| GIVEN DATA |
**********
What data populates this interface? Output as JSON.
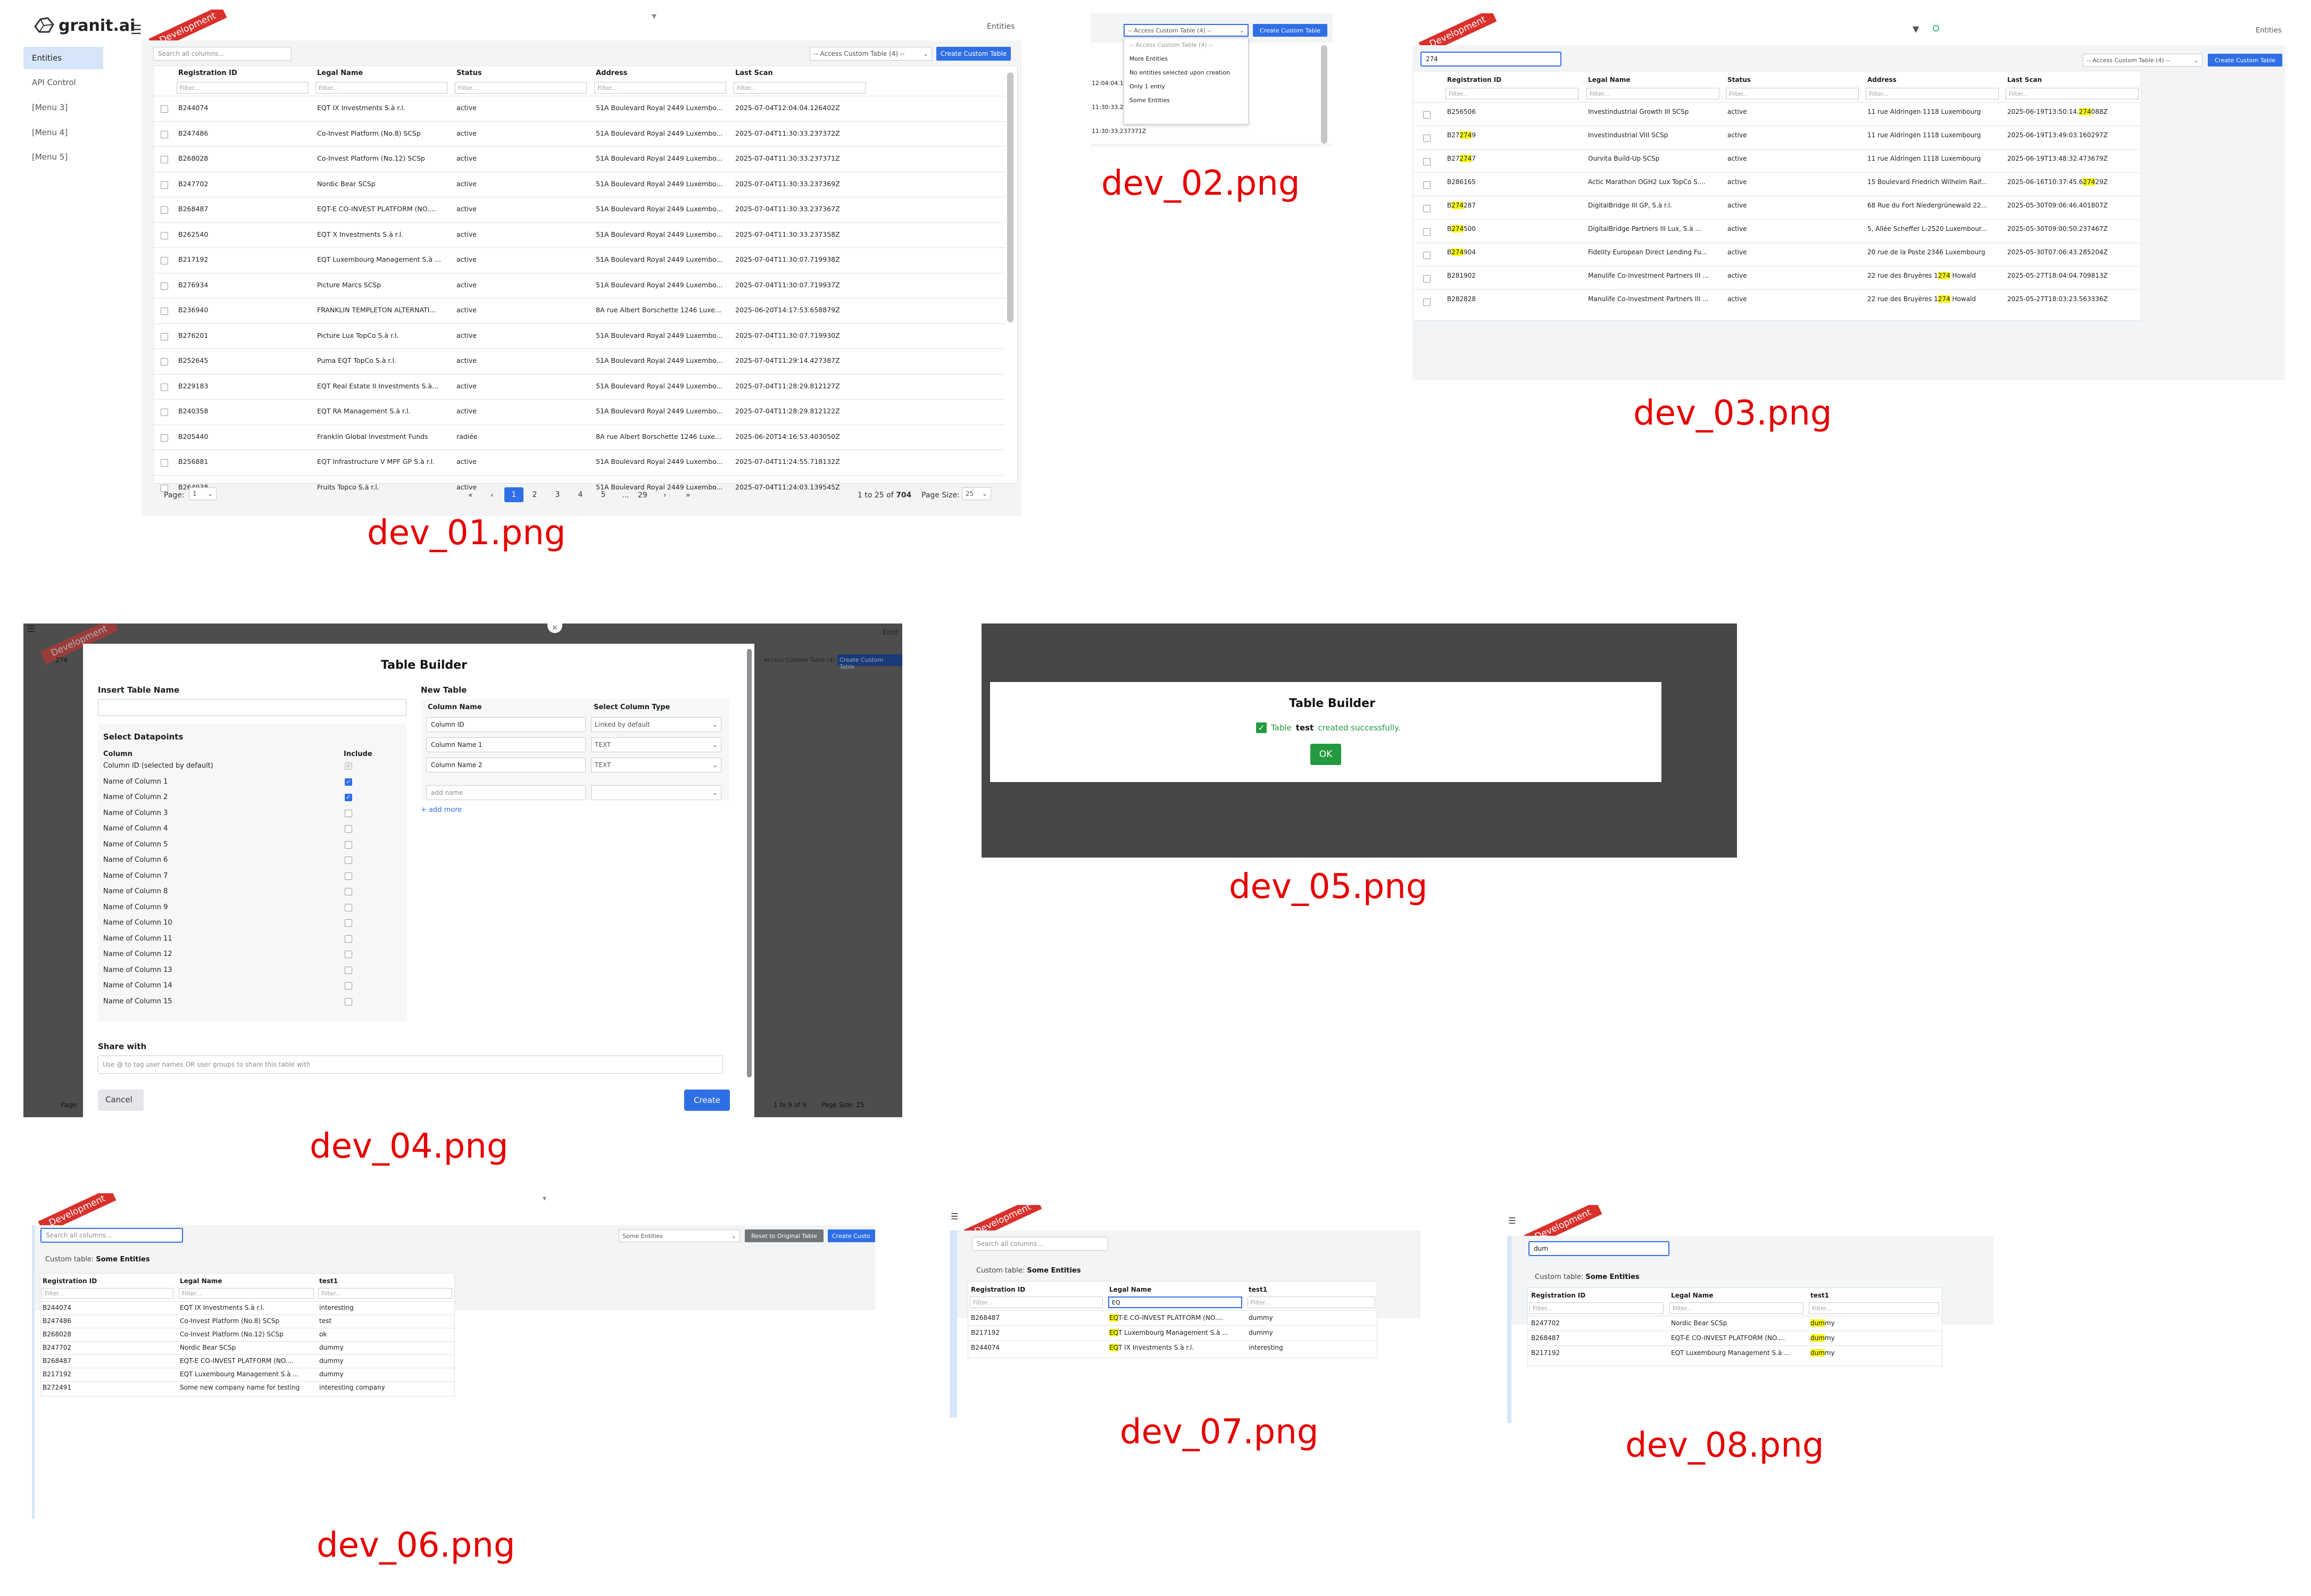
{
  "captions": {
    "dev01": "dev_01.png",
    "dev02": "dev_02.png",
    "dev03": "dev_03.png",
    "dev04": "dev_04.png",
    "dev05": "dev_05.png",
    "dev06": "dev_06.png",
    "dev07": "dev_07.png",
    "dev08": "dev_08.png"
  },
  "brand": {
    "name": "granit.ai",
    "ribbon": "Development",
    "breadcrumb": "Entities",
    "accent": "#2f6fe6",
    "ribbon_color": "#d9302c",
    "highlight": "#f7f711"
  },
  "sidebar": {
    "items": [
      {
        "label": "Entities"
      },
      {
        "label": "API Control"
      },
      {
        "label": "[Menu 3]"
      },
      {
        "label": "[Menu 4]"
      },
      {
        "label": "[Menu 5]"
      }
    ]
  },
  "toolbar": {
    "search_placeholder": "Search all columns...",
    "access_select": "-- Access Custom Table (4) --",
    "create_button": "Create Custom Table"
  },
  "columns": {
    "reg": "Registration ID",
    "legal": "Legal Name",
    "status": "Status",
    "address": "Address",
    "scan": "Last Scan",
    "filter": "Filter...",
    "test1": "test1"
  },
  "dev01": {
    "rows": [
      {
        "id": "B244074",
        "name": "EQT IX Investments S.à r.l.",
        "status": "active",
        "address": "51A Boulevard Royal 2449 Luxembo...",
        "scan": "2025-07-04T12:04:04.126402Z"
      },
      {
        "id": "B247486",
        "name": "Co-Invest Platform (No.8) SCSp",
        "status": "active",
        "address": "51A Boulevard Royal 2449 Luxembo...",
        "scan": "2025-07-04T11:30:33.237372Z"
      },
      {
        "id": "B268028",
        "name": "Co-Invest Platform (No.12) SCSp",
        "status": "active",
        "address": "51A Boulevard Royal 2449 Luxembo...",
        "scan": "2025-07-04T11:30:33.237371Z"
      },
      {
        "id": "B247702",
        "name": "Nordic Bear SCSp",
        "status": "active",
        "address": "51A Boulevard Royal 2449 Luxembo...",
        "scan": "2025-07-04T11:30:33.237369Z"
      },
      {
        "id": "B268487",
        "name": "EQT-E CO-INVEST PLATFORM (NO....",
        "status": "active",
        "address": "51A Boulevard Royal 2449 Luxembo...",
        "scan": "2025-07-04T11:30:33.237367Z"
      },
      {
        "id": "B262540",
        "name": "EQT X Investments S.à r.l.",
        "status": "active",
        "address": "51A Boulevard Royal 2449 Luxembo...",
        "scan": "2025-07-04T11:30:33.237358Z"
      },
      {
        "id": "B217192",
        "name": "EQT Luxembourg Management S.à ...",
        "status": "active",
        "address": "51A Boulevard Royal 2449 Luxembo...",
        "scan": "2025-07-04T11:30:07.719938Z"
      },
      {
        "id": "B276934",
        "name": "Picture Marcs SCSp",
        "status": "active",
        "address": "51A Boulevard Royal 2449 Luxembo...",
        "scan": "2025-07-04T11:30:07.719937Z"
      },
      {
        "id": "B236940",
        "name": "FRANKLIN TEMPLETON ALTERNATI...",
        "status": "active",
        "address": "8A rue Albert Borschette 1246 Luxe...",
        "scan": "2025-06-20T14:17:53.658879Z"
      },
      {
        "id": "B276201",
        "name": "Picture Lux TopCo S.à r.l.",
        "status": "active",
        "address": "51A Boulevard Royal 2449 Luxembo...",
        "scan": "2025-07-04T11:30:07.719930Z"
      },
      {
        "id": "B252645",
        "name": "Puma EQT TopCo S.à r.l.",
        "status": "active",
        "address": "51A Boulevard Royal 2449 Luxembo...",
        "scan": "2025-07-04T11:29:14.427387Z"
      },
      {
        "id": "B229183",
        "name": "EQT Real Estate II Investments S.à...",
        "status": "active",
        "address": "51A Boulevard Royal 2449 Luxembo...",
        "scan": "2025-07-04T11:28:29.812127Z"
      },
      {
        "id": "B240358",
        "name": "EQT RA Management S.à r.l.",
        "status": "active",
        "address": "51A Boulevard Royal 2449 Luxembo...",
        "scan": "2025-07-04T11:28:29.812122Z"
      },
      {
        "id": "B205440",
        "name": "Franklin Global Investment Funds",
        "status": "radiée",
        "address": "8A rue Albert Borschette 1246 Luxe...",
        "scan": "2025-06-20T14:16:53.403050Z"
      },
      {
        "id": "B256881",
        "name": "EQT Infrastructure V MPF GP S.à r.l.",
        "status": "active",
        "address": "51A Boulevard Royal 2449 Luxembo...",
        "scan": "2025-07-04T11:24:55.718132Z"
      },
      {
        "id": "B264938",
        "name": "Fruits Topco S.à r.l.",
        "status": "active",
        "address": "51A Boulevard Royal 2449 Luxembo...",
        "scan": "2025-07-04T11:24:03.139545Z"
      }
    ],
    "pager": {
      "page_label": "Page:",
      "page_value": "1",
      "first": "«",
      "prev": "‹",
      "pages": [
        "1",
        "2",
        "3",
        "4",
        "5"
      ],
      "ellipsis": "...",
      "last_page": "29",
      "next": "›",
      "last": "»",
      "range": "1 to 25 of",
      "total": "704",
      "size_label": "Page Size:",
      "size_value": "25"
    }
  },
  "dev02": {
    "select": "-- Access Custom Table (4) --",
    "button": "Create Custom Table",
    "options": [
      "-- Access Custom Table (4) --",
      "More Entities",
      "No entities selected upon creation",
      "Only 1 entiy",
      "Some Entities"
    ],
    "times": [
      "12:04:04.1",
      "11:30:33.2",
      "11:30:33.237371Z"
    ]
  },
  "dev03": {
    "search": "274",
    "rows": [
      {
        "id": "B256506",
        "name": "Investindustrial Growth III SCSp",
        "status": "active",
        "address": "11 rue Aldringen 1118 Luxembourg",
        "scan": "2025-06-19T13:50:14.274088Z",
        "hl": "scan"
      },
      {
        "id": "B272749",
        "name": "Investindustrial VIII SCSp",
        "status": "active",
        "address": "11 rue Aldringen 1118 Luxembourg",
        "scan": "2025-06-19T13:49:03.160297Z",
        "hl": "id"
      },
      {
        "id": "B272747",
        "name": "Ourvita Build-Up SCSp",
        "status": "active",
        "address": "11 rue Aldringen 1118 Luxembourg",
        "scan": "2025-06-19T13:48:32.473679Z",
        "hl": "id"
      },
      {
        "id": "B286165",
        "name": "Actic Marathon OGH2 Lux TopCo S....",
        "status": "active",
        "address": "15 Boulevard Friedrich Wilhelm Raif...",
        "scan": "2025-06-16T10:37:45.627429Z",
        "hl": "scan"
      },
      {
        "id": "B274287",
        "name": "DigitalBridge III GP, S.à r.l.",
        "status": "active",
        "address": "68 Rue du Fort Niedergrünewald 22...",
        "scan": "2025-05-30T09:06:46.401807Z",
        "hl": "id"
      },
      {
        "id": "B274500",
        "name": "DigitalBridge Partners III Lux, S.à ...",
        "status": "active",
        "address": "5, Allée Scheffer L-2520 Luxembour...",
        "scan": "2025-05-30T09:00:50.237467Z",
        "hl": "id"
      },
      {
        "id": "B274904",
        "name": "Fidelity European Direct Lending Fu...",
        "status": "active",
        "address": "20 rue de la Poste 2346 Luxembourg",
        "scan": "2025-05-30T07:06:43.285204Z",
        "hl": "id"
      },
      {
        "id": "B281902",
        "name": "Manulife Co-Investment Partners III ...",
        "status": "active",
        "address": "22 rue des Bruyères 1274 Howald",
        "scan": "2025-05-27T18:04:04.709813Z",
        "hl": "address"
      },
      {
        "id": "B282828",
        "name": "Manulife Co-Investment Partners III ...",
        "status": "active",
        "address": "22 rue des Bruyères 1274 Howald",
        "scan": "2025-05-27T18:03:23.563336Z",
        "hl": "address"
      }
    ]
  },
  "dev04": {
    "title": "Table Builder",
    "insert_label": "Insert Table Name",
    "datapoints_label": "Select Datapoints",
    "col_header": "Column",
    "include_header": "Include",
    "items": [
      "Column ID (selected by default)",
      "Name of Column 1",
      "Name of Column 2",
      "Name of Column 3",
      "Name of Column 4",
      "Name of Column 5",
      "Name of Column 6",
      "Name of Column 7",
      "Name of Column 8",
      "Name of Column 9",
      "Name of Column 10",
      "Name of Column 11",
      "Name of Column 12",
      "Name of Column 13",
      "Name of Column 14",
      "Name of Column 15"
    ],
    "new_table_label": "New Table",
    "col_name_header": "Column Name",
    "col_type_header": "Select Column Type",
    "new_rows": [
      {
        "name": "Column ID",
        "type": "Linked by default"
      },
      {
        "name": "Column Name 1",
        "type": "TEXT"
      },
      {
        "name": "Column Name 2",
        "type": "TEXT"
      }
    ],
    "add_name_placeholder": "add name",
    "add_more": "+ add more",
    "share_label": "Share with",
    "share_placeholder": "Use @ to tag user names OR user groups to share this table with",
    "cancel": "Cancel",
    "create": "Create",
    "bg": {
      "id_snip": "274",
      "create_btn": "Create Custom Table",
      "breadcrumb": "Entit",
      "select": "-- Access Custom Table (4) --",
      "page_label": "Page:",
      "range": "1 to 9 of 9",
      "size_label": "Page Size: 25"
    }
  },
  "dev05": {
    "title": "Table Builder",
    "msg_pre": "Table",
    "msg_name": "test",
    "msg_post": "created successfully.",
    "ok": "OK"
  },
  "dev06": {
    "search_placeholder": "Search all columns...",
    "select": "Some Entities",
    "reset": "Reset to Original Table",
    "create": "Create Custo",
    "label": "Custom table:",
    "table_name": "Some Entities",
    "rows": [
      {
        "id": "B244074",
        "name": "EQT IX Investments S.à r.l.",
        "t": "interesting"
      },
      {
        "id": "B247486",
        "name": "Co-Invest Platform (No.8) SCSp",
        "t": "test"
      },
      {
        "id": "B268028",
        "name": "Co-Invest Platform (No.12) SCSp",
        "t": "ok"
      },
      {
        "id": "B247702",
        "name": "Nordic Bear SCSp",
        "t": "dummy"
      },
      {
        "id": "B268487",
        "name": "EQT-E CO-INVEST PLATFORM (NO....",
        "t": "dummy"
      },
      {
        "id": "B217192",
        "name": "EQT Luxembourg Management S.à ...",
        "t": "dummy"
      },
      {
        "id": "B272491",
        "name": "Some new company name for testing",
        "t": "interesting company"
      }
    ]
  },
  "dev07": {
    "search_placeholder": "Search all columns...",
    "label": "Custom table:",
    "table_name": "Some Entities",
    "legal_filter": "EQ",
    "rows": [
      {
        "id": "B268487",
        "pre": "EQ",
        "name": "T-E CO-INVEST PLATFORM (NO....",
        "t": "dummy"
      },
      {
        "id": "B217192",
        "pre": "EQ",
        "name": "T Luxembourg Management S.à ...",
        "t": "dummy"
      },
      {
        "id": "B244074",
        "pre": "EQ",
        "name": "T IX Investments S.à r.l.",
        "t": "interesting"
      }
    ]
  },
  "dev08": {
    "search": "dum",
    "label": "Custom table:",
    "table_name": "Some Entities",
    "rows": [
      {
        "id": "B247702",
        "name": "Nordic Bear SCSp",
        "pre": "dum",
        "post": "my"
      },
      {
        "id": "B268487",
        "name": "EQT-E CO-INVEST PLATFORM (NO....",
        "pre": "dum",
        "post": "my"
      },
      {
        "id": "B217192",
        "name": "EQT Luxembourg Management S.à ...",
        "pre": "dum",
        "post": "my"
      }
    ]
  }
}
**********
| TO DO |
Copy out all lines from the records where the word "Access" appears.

| SOLUTION BELOW |
    "access_select": "-- Access Custom Table (4) --",
    "select": "-- Access Custom Table (4) --",
      "-- Access Custom Table (4) --",
      "select": "-- Access Custom Table (4) --",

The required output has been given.